Business and Policy Areas

IRS Gives in on Refund Claims for Pre-April 1, 2005 Medical Resident FICA

March 10, 2010

The IRS has announced that it will accept the position that medical residents qualify for the IRC §3121(b)(10) student FICA tax exemption. However, this position is limited to refund claims filed for tax periods prior to April 1, 2005, when new regulations went into effect. The regulations treat medical residents as full-time employees and thus ineligible for the student FICA exemption. Therefore, for tax periods beginning April 1, 2005, the IRS will treat the stipends paid to medical residents as subject to FICA tax. 

Background. The FICA tax refund claims stem from a 1998 decision in the 8th Circuit holding that medical residents at the University of Minnesota were not subject to FICA tax because they qualified as "students" for the purposes of the student FICA exemption. Since that time, hundreds of refund claims were filed, estimated to possibly exceed $2 billion. After a series of litigation losses, arguing that medical residents were primarily employees rather than students and therefore ineligible for the FICA exemption, the IRS decided to address the issue by promulgating regulations summarily excluding medical residents from the exemption.
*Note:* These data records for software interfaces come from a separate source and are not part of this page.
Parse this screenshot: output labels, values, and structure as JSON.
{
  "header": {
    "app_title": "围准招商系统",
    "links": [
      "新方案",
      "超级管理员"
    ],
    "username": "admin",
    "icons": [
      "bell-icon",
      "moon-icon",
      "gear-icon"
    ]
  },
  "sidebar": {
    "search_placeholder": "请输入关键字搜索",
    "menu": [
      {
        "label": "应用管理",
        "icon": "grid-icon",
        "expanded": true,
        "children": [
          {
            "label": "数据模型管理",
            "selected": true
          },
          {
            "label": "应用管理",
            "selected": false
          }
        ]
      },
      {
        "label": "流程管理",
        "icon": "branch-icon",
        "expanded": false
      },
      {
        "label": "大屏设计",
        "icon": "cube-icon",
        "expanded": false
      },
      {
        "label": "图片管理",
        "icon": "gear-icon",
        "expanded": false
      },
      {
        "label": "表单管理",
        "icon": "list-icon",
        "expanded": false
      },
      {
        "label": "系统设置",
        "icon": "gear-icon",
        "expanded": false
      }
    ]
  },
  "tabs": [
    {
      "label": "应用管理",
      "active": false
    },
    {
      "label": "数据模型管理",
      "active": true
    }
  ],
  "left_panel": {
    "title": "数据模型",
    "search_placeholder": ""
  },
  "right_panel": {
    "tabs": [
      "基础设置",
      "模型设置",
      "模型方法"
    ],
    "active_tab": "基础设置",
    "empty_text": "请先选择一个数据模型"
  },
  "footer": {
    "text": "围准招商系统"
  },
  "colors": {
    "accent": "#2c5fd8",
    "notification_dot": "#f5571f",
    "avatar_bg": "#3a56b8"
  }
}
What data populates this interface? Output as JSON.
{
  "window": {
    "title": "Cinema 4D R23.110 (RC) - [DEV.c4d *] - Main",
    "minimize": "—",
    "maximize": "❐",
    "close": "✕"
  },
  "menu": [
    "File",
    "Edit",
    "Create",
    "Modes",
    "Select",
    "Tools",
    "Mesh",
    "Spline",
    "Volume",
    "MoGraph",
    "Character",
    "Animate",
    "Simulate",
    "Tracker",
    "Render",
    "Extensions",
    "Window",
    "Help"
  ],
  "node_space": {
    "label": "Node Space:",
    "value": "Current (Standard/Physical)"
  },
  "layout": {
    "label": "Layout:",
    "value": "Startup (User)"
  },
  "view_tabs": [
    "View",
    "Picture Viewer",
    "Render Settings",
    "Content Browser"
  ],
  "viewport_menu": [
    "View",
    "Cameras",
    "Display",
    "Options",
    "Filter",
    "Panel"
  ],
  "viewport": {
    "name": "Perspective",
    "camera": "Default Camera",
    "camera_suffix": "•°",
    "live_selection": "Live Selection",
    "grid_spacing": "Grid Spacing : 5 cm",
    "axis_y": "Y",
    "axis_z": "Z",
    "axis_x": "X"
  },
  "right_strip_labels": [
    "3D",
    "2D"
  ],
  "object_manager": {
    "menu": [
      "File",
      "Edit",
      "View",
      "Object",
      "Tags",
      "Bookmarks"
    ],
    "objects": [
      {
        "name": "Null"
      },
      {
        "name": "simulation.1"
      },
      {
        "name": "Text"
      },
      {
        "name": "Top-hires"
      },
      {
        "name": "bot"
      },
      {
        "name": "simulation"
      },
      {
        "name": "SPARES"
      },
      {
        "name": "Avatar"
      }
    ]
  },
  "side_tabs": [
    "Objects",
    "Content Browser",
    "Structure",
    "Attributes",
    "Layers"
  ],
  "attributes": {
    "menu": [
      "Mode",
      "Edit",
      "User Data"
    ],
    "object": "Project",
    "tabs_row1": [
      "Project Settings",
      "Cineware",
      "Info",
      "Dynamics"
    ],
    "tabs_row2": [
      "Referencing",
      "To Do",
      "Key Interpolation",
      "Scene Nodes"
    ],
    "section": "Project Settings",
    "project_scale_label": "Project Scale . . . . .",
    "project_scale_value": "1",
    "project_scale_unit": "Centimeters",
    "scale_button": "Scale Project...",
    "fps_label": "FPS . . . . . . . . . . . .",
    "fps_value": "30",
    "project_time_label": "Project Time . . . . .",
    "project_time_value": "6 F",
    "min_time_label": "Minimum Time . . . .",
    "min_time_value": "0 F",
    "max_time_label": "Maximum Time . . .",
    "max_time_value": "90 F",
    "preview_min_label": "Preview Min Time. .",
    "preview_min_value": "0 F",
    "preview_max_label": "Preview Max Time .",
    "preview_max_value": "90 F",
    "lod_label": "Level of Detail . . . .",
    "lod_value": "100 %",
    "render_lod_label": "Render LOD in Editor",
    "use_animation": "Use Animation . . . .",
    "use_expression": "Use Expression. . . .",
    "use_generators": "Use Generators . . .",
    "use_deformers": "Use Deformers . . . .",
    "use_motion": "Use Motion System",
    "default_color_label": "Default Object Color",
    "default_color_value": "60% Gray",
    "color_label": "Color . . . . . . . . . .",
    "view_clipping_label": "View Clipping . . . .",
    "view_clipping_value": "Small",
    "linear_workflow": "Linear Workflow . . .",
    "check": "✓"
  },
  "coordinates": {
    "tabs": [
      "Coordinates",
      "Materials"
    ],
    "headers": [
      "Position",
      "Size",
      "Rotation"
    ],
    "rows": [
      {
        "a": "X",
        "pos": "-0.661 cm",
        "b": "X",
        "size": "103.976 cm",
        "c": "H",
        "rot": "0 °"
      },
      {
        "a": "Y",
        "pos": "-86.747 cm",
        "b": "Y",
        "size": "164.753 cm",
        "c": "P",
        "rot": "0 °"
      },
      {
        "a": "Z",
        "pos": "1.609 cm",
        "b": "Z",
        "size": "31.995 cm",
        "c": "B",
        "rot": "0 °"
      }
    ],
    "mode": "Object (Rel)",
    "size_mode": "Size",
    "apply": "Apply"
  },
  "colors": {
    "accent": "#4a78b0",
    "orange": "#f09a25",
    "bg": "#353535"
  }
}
Supreme Court Review Pending. The University of Minnesota challenged the validity of the IRS regulations and won in district court. However, the 8th Circuit Court of Appeals reversed the district court's decision, holding that the regulations were a valid interpretation of the statute and that medical residents were ineligible for the student FICA exemption for April 1, 2005, and subsequent tax periods. Earlier this year, the University of Minnesota filed a petition with the Supreme Court asking it to overturn the 8th Circuit decision.  The Court has not yet announced whether it will hear the case.

What Institutions and Individuals with Pre-4/1/05 Claims Should Do. The IRS will begin contacting institutions, medical schools, hospitals, and individual medical residents who filed FICA refund claims for the eligible periods with information about how to proceed. There is no need to take any action at this time.     

IRS Q&A on Medical Resident FICA


Mary Bachinger
Director, Tax Policy